__YOUR ASSIGNMENT__
Tell me how many lines in the data below hold the string "cards", and say nothing else.

┄┄┄┄┄┄┄┄┄┄

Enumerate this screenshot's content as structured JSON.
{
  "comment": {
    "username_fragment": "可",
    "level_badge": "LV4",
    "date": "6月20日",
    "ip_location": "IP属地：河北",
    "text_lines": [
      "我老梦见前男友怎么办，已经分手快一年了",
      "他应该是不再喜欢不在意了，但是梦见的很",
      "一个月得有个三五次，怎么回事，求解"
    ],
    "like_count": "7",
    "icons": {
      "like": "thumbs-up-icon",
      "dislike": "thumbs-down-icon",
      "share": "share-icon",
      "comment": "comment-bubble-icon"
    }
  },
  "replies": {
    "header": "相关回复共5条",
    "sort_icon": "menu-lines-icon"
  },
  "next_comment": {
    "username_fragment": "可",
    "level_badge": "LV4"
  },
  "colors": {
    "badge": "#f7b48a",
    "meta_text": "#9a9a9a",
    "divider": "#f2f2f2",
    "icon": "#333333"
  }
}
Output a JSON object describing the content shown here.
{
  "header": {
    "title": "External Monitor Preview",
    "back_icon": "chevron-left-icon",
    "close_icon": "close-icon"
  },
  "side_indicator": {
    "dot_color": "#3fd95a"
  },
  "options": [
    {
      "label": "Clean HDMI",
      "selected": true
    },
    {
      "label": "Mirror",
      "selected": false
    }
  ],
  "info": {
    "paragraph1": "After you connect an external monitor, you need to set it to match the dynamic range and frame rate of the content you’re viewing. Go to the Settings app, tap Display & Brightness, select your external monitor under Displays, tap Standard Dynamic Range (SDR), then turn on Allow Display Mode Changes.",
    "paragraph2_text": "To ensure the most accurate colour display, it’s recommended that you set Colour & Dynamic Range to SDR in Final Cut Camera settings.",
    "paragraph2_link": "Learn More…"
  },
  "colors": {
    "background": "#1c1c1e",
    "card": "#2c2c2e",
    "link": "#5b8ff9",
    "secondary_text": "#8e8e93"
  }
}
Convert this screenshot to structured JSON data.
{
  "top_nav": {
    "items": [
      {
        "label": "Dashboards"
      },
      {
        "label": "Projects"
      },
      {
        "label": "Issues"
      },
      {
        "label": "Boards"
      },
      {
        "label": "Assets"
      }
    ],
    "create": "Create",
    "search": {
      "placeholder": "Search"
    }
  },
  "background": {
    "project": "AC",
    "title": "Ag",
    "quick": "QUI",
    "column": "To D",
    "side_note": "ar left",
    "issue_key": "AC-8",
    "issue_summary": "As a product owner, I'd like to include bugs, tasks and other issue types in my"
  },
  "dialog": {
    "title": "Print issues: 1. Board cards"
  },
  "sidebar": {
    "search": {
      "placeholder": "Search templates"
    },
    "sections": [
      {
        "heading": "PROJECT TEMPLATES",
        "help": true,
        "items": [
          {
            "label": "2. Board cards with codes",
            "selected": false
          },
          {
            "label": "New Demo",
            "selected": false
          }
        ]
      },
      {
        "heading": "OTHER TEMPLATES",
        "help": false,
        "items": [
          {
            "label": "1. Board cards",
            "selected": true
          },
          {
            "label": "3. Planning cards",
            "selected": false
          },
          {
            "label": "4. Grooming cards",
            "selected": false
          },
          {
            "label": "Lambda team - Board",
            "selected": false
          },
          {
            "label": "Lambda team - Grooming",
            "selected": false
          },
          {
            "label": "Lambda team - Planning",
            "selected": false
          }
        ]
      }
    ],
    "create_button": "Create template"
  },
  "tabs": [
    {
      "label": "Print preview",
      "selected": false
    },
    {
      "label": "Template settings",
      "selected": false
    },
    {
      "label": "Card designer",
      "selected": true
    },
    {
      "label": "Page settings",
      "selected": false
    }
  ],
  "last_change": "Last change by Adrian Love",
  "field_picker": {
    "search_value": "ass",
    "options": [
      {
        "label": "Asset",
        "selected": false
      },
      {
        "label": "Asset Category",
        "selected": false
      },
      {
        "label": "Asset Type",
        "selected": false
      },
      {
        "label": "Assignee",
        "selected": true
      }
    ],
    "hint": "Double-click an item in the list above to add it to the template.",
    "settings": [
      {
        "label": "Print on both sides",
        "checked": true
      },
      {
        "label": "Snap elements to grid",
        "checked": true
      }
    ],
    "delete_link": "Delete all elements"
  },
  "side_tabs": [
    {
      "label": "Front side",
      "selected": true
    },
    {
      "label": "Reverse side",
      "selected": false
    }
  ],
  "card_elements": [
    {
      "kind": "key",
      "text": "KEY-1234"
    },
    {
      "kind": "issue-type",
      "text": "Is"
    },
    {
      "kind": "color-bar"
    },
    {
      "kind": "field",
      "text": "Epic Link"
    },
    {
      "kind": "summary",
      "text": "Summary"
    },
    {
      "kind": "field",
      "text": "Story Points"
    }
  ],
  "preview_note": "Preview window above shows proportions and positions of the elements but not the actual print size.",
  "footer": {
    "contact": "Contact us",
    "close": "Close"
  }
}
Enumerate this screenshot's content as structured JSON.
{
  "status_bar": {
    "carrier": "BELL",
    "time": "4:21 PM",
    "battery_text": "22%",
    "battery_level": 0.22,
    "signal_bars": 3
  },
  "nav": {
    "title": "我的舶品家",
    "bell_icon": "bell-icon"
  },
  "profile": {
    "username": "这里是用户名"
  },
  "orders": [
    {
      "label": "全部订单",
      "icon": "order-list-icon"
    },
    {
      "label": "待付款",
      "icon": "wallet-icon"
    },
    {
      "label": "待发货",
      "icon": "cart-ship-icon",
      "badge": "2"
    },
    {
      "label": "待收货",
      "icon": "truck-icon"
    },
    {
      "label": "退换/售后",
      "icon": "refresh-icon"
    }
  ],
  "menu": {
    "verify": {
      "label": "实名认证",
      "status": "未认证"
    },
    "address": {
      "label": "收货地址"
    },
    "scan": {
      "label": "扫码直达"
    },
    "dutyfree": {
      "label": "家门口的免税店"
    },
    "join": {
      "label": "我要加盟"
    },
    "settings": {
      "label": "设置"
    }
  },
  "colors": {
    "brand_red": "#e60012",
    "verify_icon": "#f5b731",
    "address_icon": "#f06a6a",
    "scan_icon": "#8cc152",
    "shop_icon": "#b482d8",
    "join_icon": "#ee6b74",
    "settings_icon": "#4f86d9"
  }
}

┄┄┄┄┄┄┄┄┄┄

__COMPLETED TASK__
5